:: ASSIGNED TASK ::
If a line in the entries below holds the string "account", copy it.

:: GIVEN ENTRIES ::
════════════════
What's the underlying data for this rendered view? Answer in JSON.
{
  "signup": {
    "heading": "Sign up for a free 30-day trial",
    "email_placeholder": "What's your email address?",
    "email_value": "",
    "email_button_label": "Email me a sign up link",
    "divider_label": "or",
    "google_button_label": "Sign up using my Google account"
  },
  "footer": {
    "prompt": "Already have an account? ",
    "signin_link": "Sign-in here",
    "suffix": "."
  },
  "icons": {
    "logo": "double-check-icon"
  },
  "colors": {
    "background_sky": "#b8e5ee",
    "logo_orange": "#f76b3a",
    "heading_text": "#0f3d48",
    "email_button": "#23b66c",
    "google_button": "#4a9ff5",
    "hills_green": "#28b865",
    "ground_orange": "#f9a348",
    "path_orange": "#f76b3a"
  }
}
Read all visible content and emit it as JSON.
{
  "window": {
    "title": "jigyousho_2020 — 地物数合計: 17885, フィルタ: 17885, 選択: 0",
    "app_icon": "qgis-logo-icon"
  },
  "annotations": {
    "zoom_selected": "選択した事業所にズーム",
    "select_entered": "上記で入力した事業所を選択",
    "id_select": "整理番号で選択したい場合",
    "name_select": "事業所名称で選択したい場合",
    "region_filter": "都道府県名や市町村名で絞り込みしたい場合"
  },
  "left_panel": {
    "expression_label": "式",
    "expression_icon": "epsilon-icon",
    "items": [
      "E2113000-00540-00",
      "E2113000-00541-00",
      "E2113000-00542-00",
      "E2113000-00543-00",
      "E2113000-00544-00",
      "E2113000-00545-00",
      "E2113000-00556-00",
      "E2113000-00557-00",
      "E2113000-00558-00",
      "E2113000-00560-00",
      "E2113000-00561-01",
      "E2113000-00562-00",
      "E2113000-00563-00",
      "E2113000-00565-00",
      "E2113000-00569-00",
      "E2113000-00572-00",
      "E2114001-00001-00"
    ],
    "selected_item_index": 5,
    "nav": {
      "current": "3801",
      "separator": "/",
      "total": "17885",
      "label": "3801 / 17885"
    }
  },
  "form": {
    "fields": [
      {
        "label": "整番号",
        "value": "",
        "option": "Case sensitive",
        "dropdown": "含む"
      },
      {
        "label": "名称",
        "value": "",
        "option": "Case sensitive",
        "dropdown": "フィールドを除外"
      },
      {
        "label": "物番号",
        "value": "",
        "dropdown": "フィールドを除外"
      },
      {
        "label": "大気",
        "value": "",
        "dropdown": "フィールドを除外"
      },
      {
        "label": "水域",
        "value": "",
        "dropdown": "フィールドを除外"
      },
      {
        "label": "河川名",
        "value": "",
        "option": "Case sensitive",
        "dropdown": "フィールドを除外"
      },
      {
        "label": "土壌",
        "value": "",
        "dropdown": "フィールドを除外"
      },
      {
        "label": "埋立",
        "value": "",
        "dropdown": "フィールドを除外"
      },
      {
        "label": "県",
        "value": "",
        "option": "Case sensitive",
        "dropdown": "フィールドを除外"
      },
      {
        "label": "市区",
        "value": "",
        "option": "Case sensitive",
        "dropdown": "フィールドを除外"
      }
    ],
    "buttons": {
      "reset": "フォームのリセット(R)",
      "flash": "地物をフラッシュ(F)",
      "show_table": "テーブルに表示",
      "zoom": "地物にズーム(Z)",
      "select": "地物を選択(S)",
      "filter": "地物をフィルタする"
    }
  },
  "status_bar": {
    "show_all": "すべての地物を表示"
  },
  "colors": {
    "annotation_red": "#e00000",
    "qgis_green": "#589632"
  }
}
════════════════
:: YOUR RESPONSE ::
    "google_button_label": "Sign up using my Google account"
    "prompt": "Already have an account? ",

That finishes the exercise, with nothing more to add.